Focus on Your Subject

Especially when handholding a camera, autofocus points might land on an object closer or farther away from your intended subject. This can result in an unimportant element in sharp focus, while your subject isn’t sharp.

There are three main ways to avoid this:
-1- Use manual focus. This allows you to choose what will be sharpest in your image, even if you recompose or your camera moves, as long as you remain the same distance from your subject.
-2- Put camera on a tripod, then move your autofocusing point until it’s on your intended subject.
-3- If handholding, autofocus on your intended subject, press your focus lock button, and recompose.

Your intended subject should be in focus. For this pair of photographs, the camera was on a tripod. In this first image, the autofocus point latched onto the black cable shield in the foreground. This caused the axle and wrapped tire behind it to be soft. (Click on image to enlarge, then back arrow to return.)

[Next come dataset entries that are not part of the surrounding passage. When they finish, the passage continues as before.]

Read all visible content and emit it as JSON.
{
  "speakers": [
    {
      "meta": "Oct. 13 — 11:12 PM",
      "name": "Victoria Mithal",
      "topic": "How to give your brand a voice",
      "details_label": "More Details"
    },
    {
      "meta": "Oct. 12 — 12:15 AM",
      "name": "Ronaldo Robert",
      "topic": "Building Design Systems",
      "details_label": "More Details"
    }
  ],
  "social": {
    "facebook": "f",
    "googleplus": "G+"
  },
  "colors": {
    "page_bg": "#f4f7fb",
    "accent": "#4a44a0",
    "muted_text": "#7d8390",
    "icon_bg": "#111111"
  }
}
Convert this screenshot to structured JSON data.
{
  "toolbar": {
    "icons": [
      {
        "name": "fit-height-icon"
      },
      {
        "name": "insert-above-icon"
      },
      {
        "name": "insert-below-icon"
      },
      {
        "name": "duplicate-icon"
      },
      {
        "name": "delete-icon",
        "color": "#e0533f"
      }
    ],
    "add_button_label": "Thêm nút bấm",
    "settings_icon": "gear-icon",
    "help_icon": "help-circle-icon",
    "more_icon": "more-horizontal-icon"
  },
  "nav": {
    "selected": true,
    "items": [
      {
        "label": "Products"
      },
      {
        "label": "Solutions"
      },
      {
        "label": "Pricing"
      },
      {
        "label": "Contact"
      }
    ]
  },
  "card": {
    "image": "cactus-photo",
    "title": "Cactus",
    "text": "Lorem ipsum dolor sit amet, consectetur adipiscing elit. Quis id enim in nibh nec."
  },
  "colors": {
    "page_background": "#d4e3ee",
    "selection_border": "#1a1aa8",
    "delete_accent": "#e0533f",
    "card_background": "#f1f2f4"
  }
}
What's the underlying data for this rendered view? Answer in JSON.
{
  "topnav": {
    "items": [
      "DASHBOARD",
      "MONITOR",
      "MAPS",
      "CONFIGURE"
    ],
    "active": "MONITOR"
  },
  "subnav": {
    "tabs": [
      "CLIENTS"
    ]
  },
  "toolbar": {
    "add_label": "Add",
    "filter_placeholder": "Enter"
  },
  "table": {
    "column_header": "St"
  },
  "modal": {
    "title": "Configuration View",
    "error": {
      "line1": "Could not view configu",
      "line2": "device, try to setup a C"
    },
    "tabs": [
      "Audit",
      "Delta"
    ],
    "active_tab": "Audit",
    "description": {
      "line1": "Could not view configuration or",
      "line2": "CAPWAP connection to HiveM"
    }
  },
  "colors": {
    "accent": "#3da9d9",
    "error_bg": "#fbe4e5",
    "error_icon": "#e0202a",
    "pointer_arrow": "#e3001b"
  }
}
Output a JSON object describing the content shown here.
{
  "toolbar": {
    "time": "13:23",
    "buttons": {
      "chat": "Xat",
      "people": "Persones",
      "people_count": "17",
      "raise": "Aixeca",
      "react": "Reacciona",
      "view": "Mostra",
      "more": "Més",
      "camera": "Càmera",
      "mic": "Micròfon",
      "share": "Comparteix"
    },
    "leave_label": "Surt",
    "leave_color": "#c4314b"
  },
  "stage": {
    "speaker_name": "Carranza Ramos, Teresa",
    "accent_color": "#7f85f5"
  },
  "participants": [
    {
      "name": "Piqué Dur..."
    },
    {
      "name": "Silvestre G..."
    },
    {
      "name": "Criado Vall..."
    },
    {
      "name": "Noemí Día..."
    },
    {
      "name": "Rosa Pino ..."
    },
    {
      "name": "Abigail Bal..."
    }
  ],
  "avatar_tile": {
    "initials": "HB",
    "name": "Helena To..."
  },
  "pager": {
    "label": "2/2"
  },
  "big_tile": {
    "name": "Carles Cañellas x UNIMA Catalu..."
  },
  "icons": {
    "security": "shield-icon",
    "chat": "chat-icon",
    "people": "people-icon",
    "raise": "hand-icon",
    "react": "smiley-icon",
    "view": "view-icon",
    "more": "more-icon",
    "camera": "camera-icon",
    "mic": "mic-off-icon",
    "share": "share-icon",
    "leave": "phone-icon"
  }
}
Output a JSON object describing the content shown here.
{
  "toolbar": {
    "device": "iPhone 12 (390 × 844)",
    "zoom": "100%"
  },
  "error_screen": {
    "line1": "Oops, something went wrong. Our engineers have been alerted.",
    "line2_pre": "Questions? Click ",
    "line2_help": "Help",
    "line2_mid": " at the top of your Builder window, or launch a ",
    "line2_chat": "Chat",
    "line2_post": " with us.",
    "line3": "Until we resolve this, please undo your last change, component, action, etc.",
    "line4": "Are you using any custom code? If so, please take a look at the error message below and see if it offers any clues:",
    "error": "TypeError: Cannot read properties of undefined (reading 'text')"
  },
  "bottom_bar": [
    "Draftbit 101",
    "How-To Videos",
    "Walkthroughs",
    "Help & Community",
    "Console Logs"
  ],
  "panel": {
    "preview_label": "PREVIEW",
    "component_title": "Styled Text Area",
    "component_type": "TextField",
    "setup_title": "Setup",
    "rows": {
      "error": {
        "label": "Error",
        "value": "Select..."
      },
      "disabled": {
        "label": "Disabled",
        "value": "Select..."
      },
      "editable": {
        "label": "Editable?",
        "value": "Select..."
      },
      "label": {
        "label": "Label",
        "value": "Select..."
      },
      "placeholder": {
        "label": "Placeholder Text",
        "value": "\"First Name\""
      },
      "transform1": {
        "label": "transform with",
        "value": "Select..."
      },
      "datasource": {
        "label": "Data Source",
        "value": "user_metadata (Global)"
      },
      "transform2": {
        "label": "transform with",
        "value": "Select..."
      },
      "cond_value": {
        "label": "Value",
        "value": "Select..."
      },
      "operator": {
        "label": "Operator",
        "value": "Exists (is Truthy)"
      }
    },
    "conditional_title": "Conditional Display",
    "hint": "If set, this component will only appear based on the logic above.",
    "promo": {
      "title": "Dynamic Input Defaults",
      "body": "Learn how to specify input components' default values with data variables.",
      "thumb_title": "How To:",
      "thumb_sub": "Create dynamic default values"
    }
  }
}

Focus on black cable wrap in foreground, not on axle or wrapped tire. (Nikon 24-70 mm f/2.8E lens at 50 mm on Nikon D850.)
For this second image, the focus point was moved off the cable wrap and onto the axle and wrapped tire.
Focus on axle and wrapped tire, not black cable wrap in foreground. (Nikon 24-70 mm f/2.8E lens at 50 mm on Nikon D850.)
Which photograph is correct? Depends on whether the subject is the black cable wrap or the tire and axle. Make sure you focus where you intend.